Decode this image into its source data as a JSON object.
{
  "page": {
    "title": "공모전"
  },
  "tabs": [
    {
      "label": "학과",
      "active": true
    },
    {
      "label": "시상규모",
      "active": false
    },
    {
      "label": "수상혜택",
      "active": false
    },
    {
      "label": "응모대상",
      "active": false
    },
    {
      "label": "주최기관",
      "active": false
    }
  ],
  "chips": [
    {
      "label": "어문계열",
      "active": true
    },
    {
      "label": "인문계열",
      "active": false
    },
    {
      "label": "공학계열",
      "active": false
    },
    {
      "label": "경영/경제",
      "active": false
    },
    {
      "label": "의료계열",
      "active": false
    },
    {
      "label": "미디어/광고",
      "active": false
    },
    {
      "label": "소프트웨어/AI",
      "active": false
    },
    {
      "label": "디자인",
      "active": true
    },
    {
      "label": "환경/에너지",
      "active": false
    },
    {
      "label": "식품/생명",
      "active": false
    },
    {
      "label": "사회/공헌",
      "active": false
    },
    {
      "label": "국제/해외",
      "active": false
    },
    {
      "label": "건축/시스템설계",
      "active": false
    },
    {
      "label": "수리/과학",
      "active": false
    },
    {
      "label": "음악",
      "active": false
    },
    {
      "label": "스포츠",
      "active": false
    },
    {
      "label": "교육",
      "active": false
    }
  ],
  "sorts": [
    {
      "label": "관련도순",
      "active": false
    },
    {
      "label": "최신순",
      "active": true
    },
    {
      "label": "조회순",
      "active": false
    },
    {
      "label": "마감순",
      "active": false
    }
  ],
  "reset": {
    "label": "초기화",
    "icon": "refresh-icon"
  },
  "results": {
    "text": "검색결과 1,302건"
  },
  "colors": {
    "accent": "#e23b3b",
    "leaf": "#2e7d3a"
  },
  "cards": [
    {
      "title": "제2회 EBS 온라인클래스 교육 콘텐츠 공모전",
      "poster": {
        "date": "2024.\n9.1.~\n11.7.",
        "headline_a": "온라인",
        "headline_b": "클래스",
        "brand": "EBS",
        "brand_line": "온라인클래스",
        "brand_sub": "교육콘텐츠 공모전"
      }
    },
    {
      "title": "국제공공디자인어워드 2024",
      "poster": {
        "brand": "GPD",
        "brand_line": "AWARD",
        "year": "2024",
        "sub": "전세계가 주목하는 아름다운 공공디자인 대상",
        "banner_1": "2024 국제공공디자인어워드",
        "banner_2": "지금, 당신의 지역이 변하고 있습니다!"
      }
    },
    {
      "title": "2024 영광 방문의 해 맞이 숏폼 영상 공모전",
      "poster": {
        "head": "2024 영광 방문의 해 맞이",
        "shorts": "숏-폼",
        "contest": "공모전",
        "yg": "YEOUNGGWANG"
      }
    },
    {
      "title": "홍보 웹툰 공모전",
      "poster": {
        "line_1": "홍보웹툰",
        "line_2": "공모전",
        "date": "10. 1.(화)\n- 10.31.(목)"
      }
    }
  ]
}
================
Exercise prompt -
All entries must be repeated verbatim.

Task output -
Decode this image into its source data as a JSON object.
{
  "page": {
    "title": "공모전"
  },
  "tabs": [
    {
      "label": "학과",
      "active": true
    },
    {
      "label": "시상규모",
      "active": false
    },
    {
      "label": "수상혜택",
      "active": false
    },
    {
      "label": "응모대상",
      "active": false
    },
    {
      "label": "주최기관",
      "active": false
    }
  ],
  "chips": [
    {
      "label": "어문계열",
      "active": true
    },
    {
      "label": "인문계열",
      "active": false
    },
    {
      "label": "공학계열",
      "active": false
    },
    {
      "label": "경영/경제",
      "active": false
    },
    {
      "label": "의료계열",
      "active": false
    },
    {
      "label": "미디어/광고",
      "active": false
    },
    {
      "label": "소프트웨어/AI",
      "active": false
    },
    {
      "label": "디자인",
      "active": true
    },
    {
      "label": "환경/에너지",
      "active": false
    },
    {
      "label": "식품/생명",
      "active": false
    },
    {
      "label": "사회/공헌",
      "active": false
    },
    {
      "label": "국제/해외",
      "active": false
    },
    {
      "label": "건축/시스템설계",
      "active": false
    },
    {
      "label": "수리/과학",
      "active": false
    },
    {
      "label": "음악",
      "active": false
    },
    {
      "label": "스포츠",
      "active": false
    },
    {
      "label": "교육",
      "active": false
    }
  ],
  "sorts": [
    {
      "label": "관련도순",
      "active": false
    },
    {
      "label": "최신순",
      "active": true
    },
    {
      "label": "조회순",
      "active": false
    },
    {
      "label": "마감순",
      "active": false
    }
  ],
  "reset": {
    "label": "초기화",
    "icon": "refresh-icon"
  },
  "results": {
    "text": "검색결과 1,302건"
  },
  "colors": {
    "accent": "#e23b3b",
    "leaf": "#2e7d3a"
  },
  "cards": [
    {
      "title": "제2회 EBS 온라인클래스 교육 콘텐츠 공모전",
      "poster": {
        "date": "2024.\n9.1.~\n11.7.",
        "headline_a": "온라인",
        "headline_b": "클래스",
        "brand": "EBS",
        "brand_line": "온라인클래스",
        "brand_sub": "교육콘텐츠 공모전"
      }
    },
    {
      "title": "국제공공디자인어워드 2024",
      "poster": {
        "brand": "GPD",
        "brand_line": "AWARD",
        "year": "2024",
        "sub": "전세계가 주목하는 아름다운 공공디자인 대상",
        "banner_1": "2024 국제공공디자인어워드",
        "banner_2": "지금, 당신의 지역이 변하고 있습니다!"
      }
    },
    {
      "title": "2024 영광 방문의 해 맞이 숏폼 영상 공모전",
      "poster": {
        "head": "2024 영광 방문의 해 맞이",
        "shorts": "숏-폼",
        "contest": "공모전",
        "yg": "YEOUNGGWANG"
      }
    },
    {
      "title": "홍보 웹툰 공모전",
      "poster": {
        "line_1": "홍보웹툰",
        "line_2": "공모전",
        "date": "10. 1.(화)\n- 10.31.(목)"
      }
    }
  ]
}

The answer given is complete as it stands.